======== SUPPLIED RECORDS ========
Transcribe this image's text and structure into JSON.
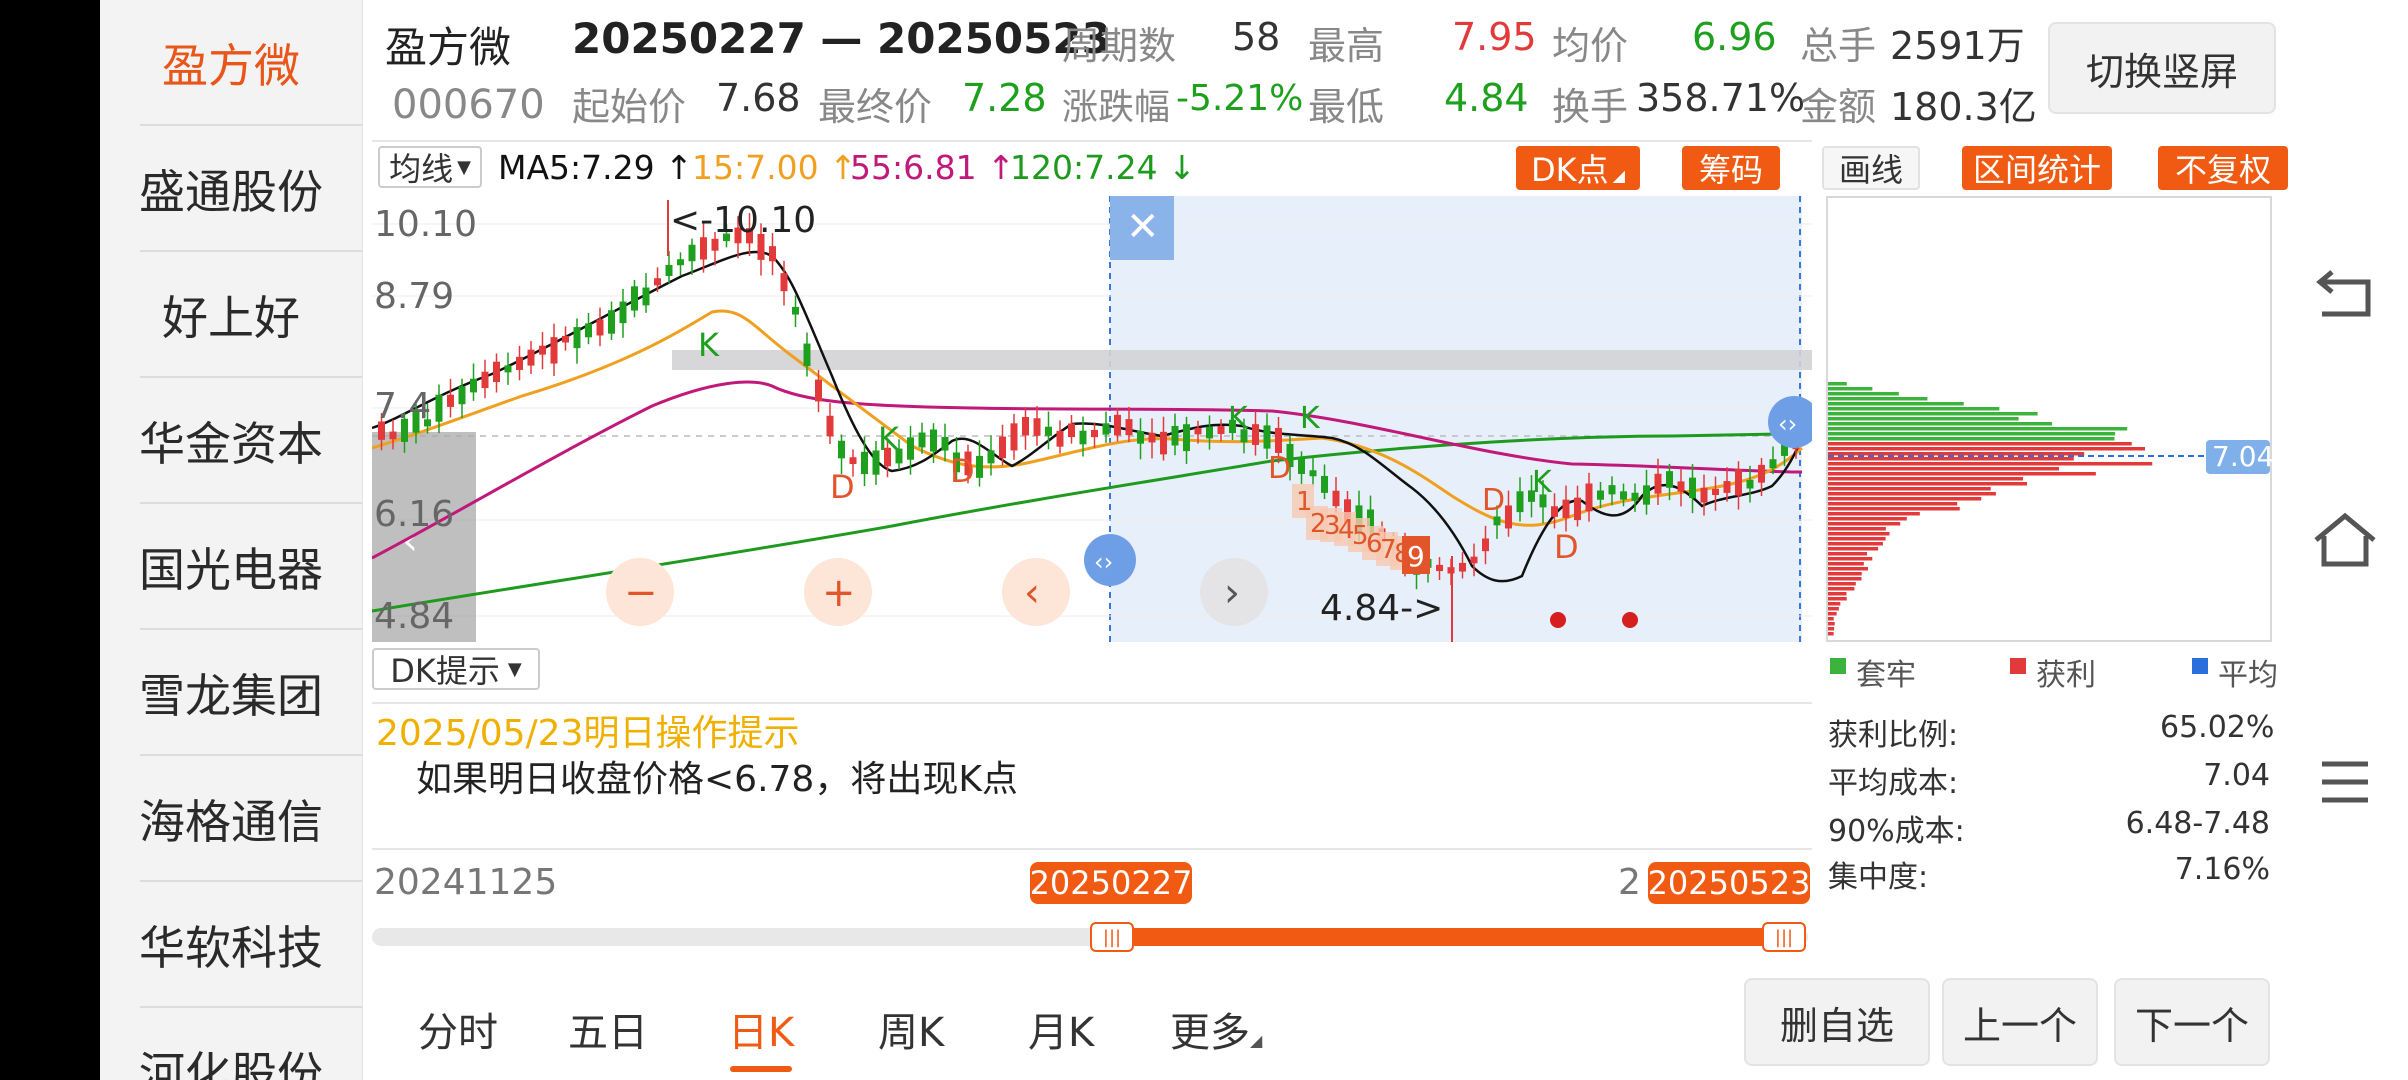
{
  "sidebar": {
    "items": [
      "盈方微",
      "盛通股份",
      "好上好",
      "华金资本",
      "国光电器",
      "雪龙集团",
      "海格通信",
      "华软科技",
      "河化股份"
    ]
  },
  "header": {
    "name": "盈方微",
    "code": "000670",
    "date_range": "20250227 — 20250523",
    "period_label": "周期数",
    "period_value": "58",
    "high_label": "最高",
    "high_value": "7.95",
    "avg_label": "均价",
    "avg_value": "6.96",
    "vol_label": "总手",
    "vol_value": "2591万",
    "start_label": "起始价",
    "start_value": "7.68",
    "end_label": "最终价",
    "end_value": "7.28",
    "chg_label": "涨跌幅",
    "chg_value": "-5.21%",
    "low_label": "最低",
    "low_value": "4.84",
    "turnover_label": "换手",
    "turnover_value": "358.71%",
    "amount_label": "金额",
    "amount_value": "180.3亿",
    "switch_button": "切换竖屏"
  },
  "indicator_bar": {
    "selector": "均线",
    "ma5": "MA5:7.29 ↑",
    "ma15": "15:7.00 ↑",
    "ma55": "55:6.81 ↑",
    "ma120": "120:7.24 ↓",
    "dk_button": "DK点",
    "chip_button": "筹码",
    "draw_button": "画线",
    "range_button": "区间统计",
    "adjust_button": "不复权"
  },
  "chart": {
    "y_labels": [
      "10.10",
      "8.79",
      "7.4",
      "6.16",
      "4.84"
    ],
    "max_marker": "<-10.10",
    "min_marker": "4.84->",
    "signals": [
      "K",
      "D",
      "K",
      "D",
      "K",
      "K",
      "D",
      "D",
      "K",
      "D"
    ],
    "seq_numbers": [
      "1",
      "2",
      "3",
      "4",
      "5",
      "6",
      "7",
      "8",
      "9"
    ],
    "colors": {
      "up": "#e23a3a",
      "down": "#1ea01e",
      "ma5": "#111111",
      "ma15": "#f0a020",
      "ma55": "#c0197a",
      "ma120": "#1e9a1e",
      "selection": "#e7effa",
      "accent": "#f15a12"
    }
  },
  "chip": {
    "price_tag": "7.04",
    "legend": {
      "trapped": "套牢",
      "profit": "获利",
      "avg": "平均"
    },
    "stats": [
      {
        "label": "获利比例:",
        "value": "65.02%"
      },
      {
        "label": "平均成本:",
        "value": "7.04"
      },
      {
        "label": "90%成本:",
        "value": "6.48-7.48"
      },
      {
        "label": "集中度:",
        "value": "7.16%"
      }
    ]
  },
  "tips": {
    "selector": "DK提示",
    "date_line": "2025/05/23明日操作提示",
    "message": "如果明日收盘价格<6.78，将出现K点"
  },
  "range_slider": {
    "start_date": "20241125",
    "end_cut": "2",
    "left_tag": "20250227",
    "right_tag": "20250523"
  },
  "tabs": [
    "分时",
    "五日",
    "日K",
    "周K",
    "月K",
    "更多"
  ],
  "active_tab": "日K",
  "actions": {
    "remove": "删自选",
    "prev": "上一个",
    "next": "下一个"
  }
}
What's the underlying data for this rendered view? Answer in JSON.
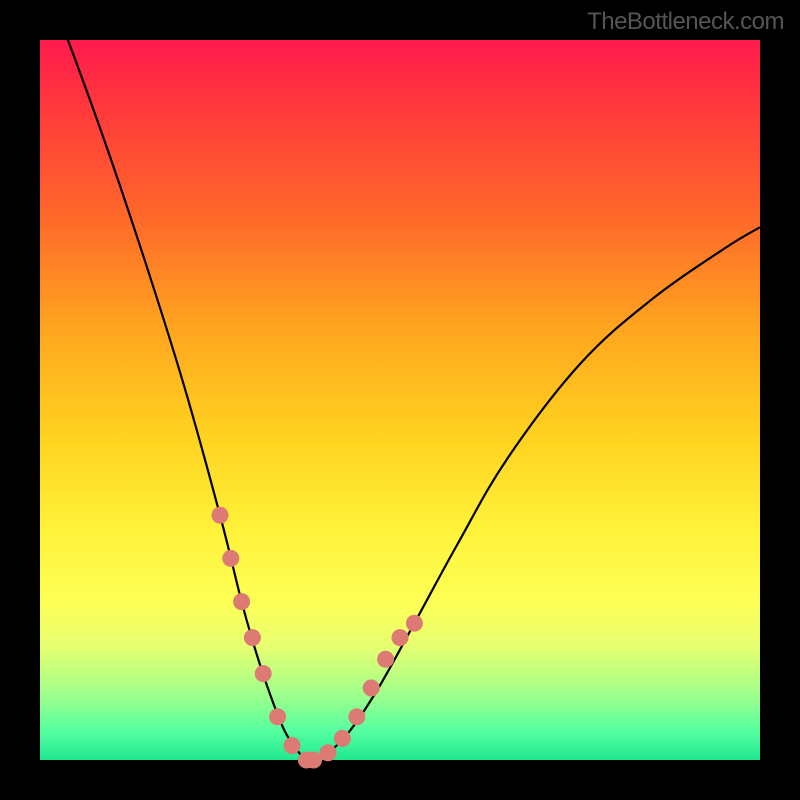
{
  "attribution": "TheBottleneck.com",
  "chart_data": {
    "type": "line",
    "title": "",
    "xlabel": "",
    "ylabel": "",
    "xlim": [
      0,
      100
    ],
    "ylim": [
      0,
      100
    ],
    "series": [
      {
        "name": "bottleneck-curve",
        "x": [
          0,
          5,
          10,
          15,
          20,
          25,
          28,
          30,
          32,
          34,
          36,
          37,
          38,
          40,
          43,
          47,
          52,
          58,
          65,
          75,
          85,
          95,
          100
        ],
        "values": [
          110,
          97,
          83,
          68,
          52,
          34,
          22,
          15,
          9,
          4,
          1,
          0,
          0,
          1,
          4,
          10,
          19,
          30,
          42,
          55,
          64,
          71,
          74
        ]
      }
    ],
    "markers": {
      "name": "highlight-dots",
      "x": [
        25,
        26.5,
        28,
        29.5,
        31,
        33,
        35,
        37,
        38,
        40,
        42,
        44,
        46,
        48,
        50,
        52
      ],
      "y": [
        34,
        28,
        22,
        17,
        12,
        6,
        2,
        0,
        0,
        1,
        3,
        6,
        10,
        14,
        17,
        19
      ]
    },
    "colors": {
      "curve": "#000000",
      "markers": "#dc7a73",
      "gradient_top": "#ff1a4d",
      "gradient_mid": "#ffe040",
      "gradient_bottom": "#20e890"
    }
  }
}
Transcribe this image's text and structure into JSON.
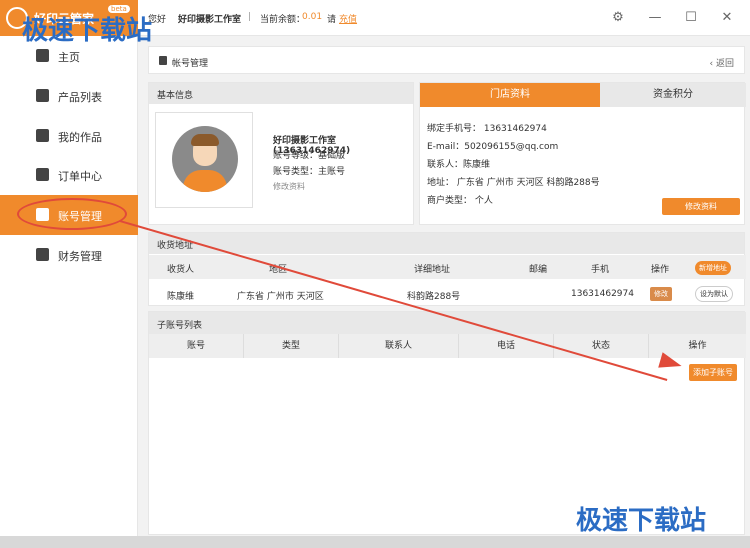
{
  "titlebar": {
    "app_name": "好印云管家",
    "beta": "beta",
    "user_label": "您好",
    "user_name": "好印摄影工作室",
    "separator": "|",
    "balance_label": "当前余额：",
    "balance_value": "0.01",
    "please": "请",
    "recharge": "充值"
  },
  "sidebar": {
    "items": [
      {
        "label": "主页",
        "icon": "home-icon"
      },
      {
        "label": "产品列表",
        "icon": "grid-icon"
      },
      {
        "label": "我的作品",
        "icon": "document-icon"
      },
      {
        "label": "订单中心",
        "icon": "order-icon"
      },
      {
        "label": "账号管理",
        "icon": "user-icon",
        "active": true
      },
      {
        "label": "财务管理",
        "icon": "money-bag-icon"
      }
    ]
  },
  "breadcrumb": {
    "title": "帐号管理",
    "back": "返回"
  },
  "basic_info": {
    "header": "基本信息",
    "name_phone": "好印摄影工作室(13631462974)",
    "level": "账号等级：基础版",
    "type": "账号类型：主账号",
    "edit_link": "修改资料"
  },
  "store": {
    "tab_active": "门店资料",
    "tab_inactive": "资金积分",
    "phone": "绑定手机号： 13631462974",
    "email": "E-mail：502096155@qq.com",
    "contact": "联系人：陈康维",
    "address": "地址： 广东省 广州市 天河区 科韵路288号",
    "merchant_type": "商户类型： 个人",
    "edit_button": "修改资料"
  },
  "shipping": {
    "header": "收货地址",
    "columns": [
      "收货人",
      "地区",
      "详细地址",
      "邮编",
      "手机",
      "操作"
    ],
    "add_button": "新增地址",
    "rows": [
      {
        "name": "陈康维",
        "region": "广东省 广州市 天河区",
        "detail": "科韵路288号",
        "zip": "",
        "phone": "13631462974",
        "edit": "修改",
        "default": "设为默认"
      }
    ]
  },
  "subaccounts": {
    "header": "子账号列表",
    "columns": [
      "账号",
      "类型",
      "联系人",
      "电话",
      "状态",
      "操作"
    ],
    "add_button": "添加子账号"
  },
  "watermark": "极速下载站",
  "colors": {
    "accent": "#f08a2c",
    "annotation": "#e04a3a",
    "watermark": "#2b6cc4"
  }
}
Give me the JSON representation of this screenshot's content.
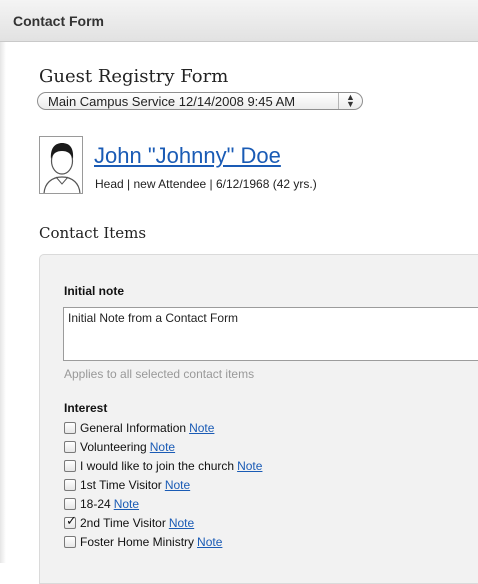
{
  "header": {
    "title": "Contact Form"
  },
  "form": {
    "title": "Guest Registry Form",
    "service_select": {
      "value": "Main Campus Service 12/14/2008 9:45 AM"
    }
  },
  "person": {
    "name": "John \"Johnny\" Doe",
    "details": "Head | new Attendee | 6/12/1968 (42 yrs.)"
  },
  "contact_items": {
    "title": "Contact Items",
    "initial_note_label": "Initial note",
    "initial_note_value": "Initial Note from a Contact Form",
    "hint": "Applies to all selected contact items",
    "interest_label": "Interest",
    "interests": [
      {
        "label": "General Information",
        "note": "Note",
        "checked": false
      },
      {
        "label": "Volunteering",
        "note": "Note",
        "checked": false
      },
      {
        "label": "I would like to join the church",
        "note": "Note",
        "checked": false
      },
      {
        "label": "1st Time Visitor",
        "note": "Note",
        "checked": false
      },
      {
        "label": "18-24",
        "note": "Note",
        "checked": false
      },
      {
        "label": "2nd Time Visitor",
        "note": "Note",
        "checked": true
      },
      {
        "label": "Foster Home Ministry",
        "note": "Note",
        "checked": false
      }
    ]
  },
  "colors": {
    "link": "#1a5bb5",
    "header_bg": "#e6e6e6",
    "panel_bg": "#f2f2f2"
  }
}
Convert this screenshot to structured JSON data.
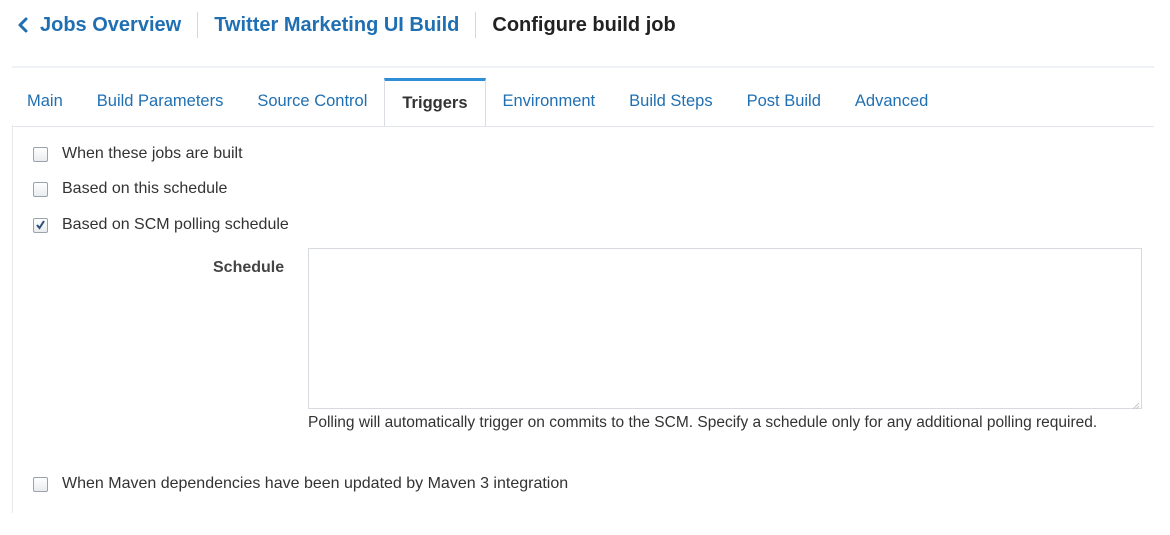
{
  "header": {
    "back_label": "Jobs Overview",
    "job_name": "Twitter Marketing UI Build",
    "page_title": "Configure build job"
  },
  "tabs": [
    {
      "label": "Main",
      "active": false
    },
    {
      "label": "Build Parameters",
      "active": false
    },
    {
      "label": "Source Control",
      "active": false
    },
    {
      "label": "Triggers",
      "active": true
    },
    {
      "label": "Environment",
      "active": false
    },
    {
      "label": "Build Steps",
      "active": false
    },
    {
      "label": "Post Build",
      "active": false
    },
    {
      "label": "Advanced",
      "active": false
    }
  ],
  "triggers": {
    "jobs_built": {
      "label": "When these jobs are built",
      "checked": false
    },
    "schedule": {
      "label": "Based on this schedule",
      "checked": false
    },
    "scm_polling": {
      "label": "Based on SCM polling schedule",
      "checked": true
    },
    "maven": {
      "label": "When Maven dependencies have been updated by Maven 3 integration",
      "checked": false
    }
  },
  "schedule_field": {
    "label": "Schedule",
    "value": "",
    "help": "Polling will automatically trigger on commits to the SCM. Specify a schedule only for any additional polling required."
  },
  "colors": {
    "link": "#1f6fb2",
    "active_tab_accent": "#2e8fd6"
  }
}
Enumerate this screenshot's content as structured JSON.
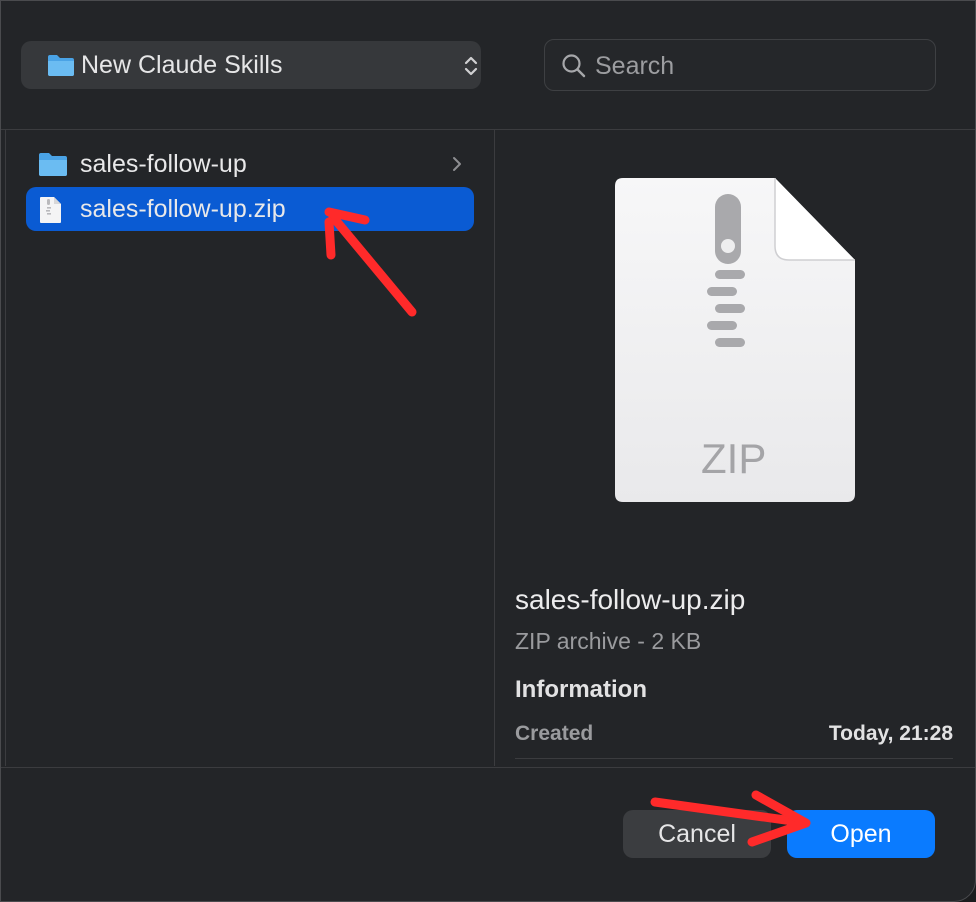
{
  "toolbar": {
    "location": "New Claude Skills",
    "search_placeholder": "Search"
  },
  "browser": {
    "items": [
      {
        "name": "sales-follow-up",
        "kind": "folder",
        "selected": false
      },
      {
        "name": "sales-follow-up.zip",
        "kind": "zip",
        "selected": true
      }
    ]
  },
  "preview": {
    "icon_label": "ZIP",
    "file_name": "sales-follow-up.zip",
    "kind_size": "ZIP archive - 2 KB",
    "info_title": "Information",
    "created_label": "Created",
    "created_value": "Today, 21:28"
  },
  "buttons": {
    "cancel": "Cancel",
    "open": "Open"
  },
  "colors": {
    "accent": "#0a7bff",
    "selection": "#0a5bd3",
    "annotation_arrow": "#ff2a2a"
  }
}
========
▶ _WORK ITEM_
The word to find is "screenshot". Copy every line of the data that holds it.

▶ _ANSWER TO THIS EXERCISE_
Give me the JSON representation of this screenshot's content.
Convert this screenshot to structured JSON data.
Enumerate this screenshot's content as structured JSON.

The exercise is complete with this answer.